OBJECTIVES: To describe a case of coincident Castleman's disease and myasthenia gravis that initially presented as rapidly progressive dysphagia and dysphonia and to review the unique pathophysiology of these two uncommon diagnoses.METHODS: Case report and literature review.RESULTS: Castleman's disease, angiofollicular or giant lymph node hyperplasia, is a rare benign lymphoid proliferation. Traditionally, the disease is classified based on histologic and clinical characteristics. Fewer than 10 cases with concurrent myasthenia gravis have been reported. Myasthenia gravis and thymic epithelial tumors are both associated with acetylcholine receptor antibody. While patients with isolated Castleman's disease are usually asymptomatic, those who have concurrent myasthenia gravis and undergo surgical treatment are at increased risk of postoperative myasthenic crisis.
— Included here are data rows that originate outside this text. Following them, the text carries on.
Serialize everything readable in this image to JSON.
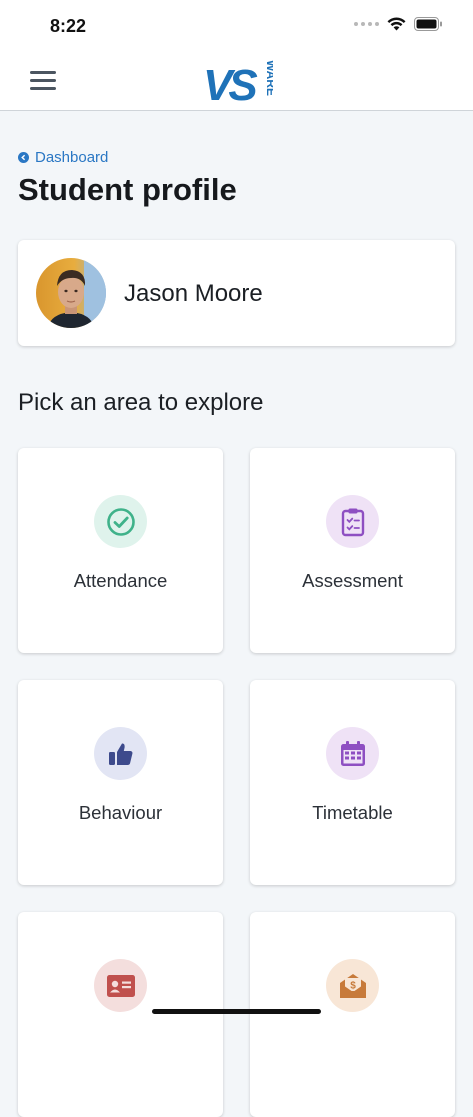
{
  "status_bar": {
    "time": "8:22"
  },
  "header": {
    "logo_text": "VS",
    "logo_subtext": "WARE"
  },
  "breadcrumb": {
    "label": "Dashboard"
  },
  "page": {
    "title": "Student profile"
  },
  "student": {
    "name": "Jason Moore"
  },
  "section": {
    "heading": "Pick an area to explore"
  },
  "areas": [
    {
      "label": "Attendance",
      "icon": "check-circle-icon",
      "color": "#3fb28a",
      "bg": "#dff3ec"
    },
    {
      "label": "Assessment",
      "icon": "clipboard-icon",
      "color": "#8e4fc2",
      "bg": "#efe2f6"
    },
    {
      "label": "Behaviour",
      "icon": "thumbs-up-icon",
      "color": "#3d4a8c",
      "bg": "#e2e5f4"
    },
    {
      "label": "Timetable",
      "icon": "calendar-icon",
      "color": "#8e4fc2",
      "bg": "#efe2f6"
    },
    {
      "label": "",
      "icon": "id-card-icon",
      "color": "#c0504d",
      "bg": "#f4dedd"
    },
    {
      "label": "",
      "icon": "money-envelope-icon",
      "color": "#c77a3a",
      "bg": "#f8e6d6"
    }
  ],
  "colors": {
    "accent": "#2a77c4",
    "logo": "#1f72b8"
  }
}
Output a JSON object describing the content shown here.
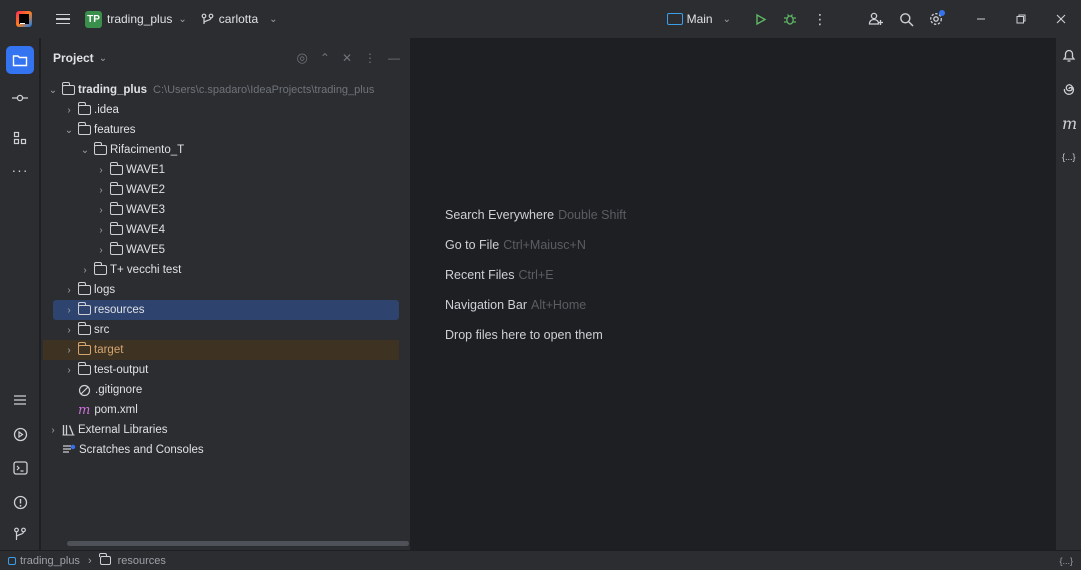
{
  "titlebar": {
    "project_badge": "TP",
    "project_name": "trading_plus",
    "branch_name": "carlotta",
    "run_config": "Main"
  },
  "project_panel": {
    "title": "Project",
    "tree": [
      {
        "label": "trading_plus",
        "path": "C:\\Users\\c.spadaro\\IdeaProjects\\trading_plus",
        "arrow": "⌄",
        "level": 0
      },
      {
        "label": ".idea",
        "arrow": "›",
        "level": 1
      },
      {
        "label": "features",
        "arrow": "⌄",
        "level": 1
      },
      {
        "label": "Rifacimento_T",
        "arrow": "⌄",
        "level": 2
      },
      {
        "label": "WAVE1",
        "arrow": "›",
        "level": 3
      },
      {
        "label": "WAVE2",
        "arrow": "›",
        "level": 3
      },
      {
        "label": "WAVE3",
        "arrow": "›",
        "level": 3
      },
      {
        "label": "WAVE4",
        "arrow": "›",
        "level": 3
      },
      {
        "label": "WAVE5",
        "arrow": "›",
        "level": 3
      },
      {
        "label": "T+ vecchi test",
        "arrow": "›",
        "level": 2
      },
      {
        "label": "logs",
        "arrow": "›",
        "level": 1
      },
      {
        "label": "resources",
        "arrow": "›",
        "level": 1,
        "state": "selected"
      },
      {
        "label": "src",
        "arrow": "›",
        "level": 1
      },
      {
        "label": "target",
        "arrow": "›",
        "level": 1,
        "state": "excluded"
      },
      {
        "label": "test-output",
        "arrow": "›",
        "level": 1
      },
      {
        "label": ".gitignore",
        "level": 1
      },
      {
        "label": "pom.xml",
        "level": 1
      },
      {
        "label": "External Libraries",
        "arrow": "›",
        "level": 0
      },
      {
        "label": "Scratches and Consoles",
        "level": 0
      }
    ]
  },
  "editor": {
    "hints": [
      {
        "label": "Search Everywhere",
        "key": "Double Shift"
      },
      {
        "label": "Go to File",
        "key": "Ctrl+Maiusc+N"
      },
      {
        "label": "Recent Files",
        "key": "Ctrl+E"
      },
      {
        "label": "Navigation Bar",
        "key": "Alt+Home"
      },
      {
        "label": "Drop files here to open them",
        "key": ""
      }
    ]
  },
  "statusbar": {
    "crumb_project": "trading_plus",
    "crumb_separator": "›",
    "crumb_folder": "resources",
    "right_label": "{...}"
  },
  "right_strip": {
    "json_label": "{...}",
    "maven_label": "m"
  },
  "colors": {
    "accent": "#3574f0",
    "selection": "#2e436e",
    "excluded_bg": "#3e3223",
    "excluded_text": "#d5a56f",
    "project_badge": "#3b8f4c"
  }
}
Both pre- and postoperative plasmapheresis are suggested to improve muscle strength and prevent severe postoperative complications.CONCLUSIONS: In the setting of multiple cranial neuropathies including velopalatal insufficiency and bilateral ptosis it is important to consider myasthenia gravis. Castleman's disease occurs rarely in conjunction with myasthenia gravis but may increase the risk of myasthenic crisis.
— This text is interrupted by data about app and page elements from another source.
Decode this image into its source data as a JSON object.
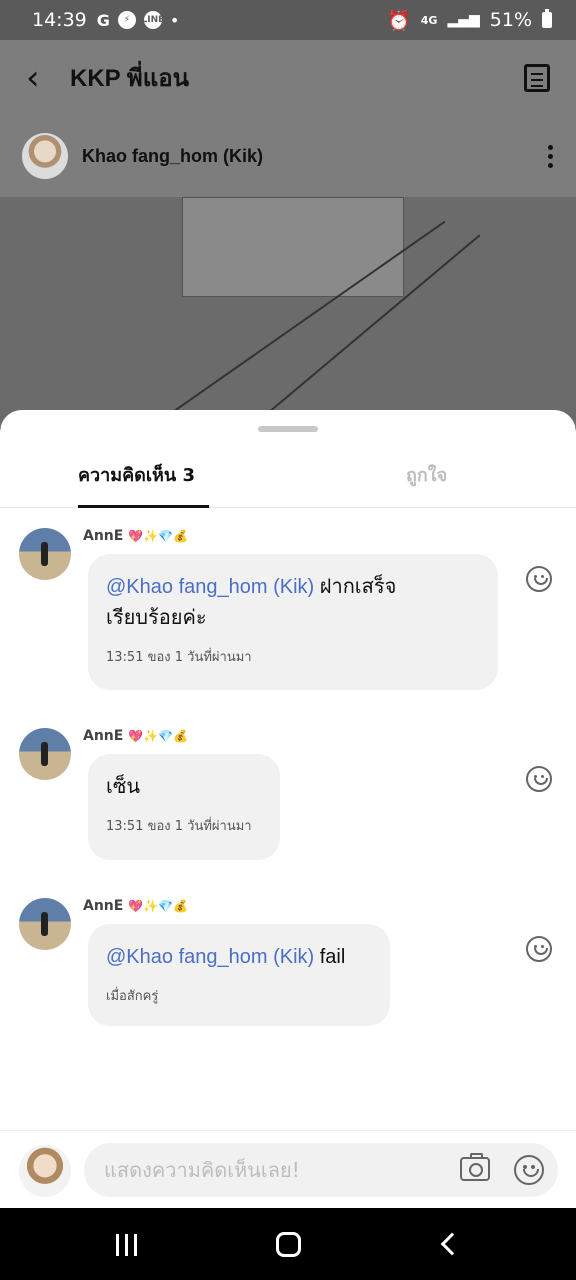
{
  "status_bar": {
    "time": "14:39",
    "left_icons": [
      "G",
      "messenger-icon",
      "LINE",
      "•"
    ],
    "network": "4G",
    "battery": "51%"
  },
  "header": {
    "title": "KKP พี่แอน"
  },
  "post": {
    "author": "Khao fang_hom (Kik)"
  },
  "sheet": {
    "tabs": [
      {
        "label": "ความคิดเห็น 3",
        "active": true
      },
      {
        "label": "ถูกใจ",
        "active": false
      }
    ],
    "comments": [
      {
        "user": "AnnE",
        "emojis": "💖✨💎💰",
        "mention": "@Khao fang_hom (Kik)",
        "text": " ฝากเสร็จ",
        "text2": "เรียบร้อยค่ะ",
        "time": "13:51 ของ 1 วันที่ผ่านมา"
      },
      {
        "user": "AnnE",
        "emojis": "💖✨💎💰",
        "text": "เซ็น",
        "time": "13:51 ของ 1 วันที่ผ่านมา"
      },
      {
        "user": "AnnE",
        "emojis": "💖✨💎💰",
        "mention": "@Khao fang_hom (Kik)",
        "text": " fail",
        "time": "เมื่อสักครู่"
      }
    ]
  },
  "composer": {
    "placeholder": "แสดงความคิดเห็นเลย!"
  },
  "colors": {
    "mention": "#4a6fc4",
    "bubble": "#f1f1f1",
    "overlay": "#7d7d7d"
  }
}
View details for DOI 10.1177/0003489420949581
View details for PubMedID 32812444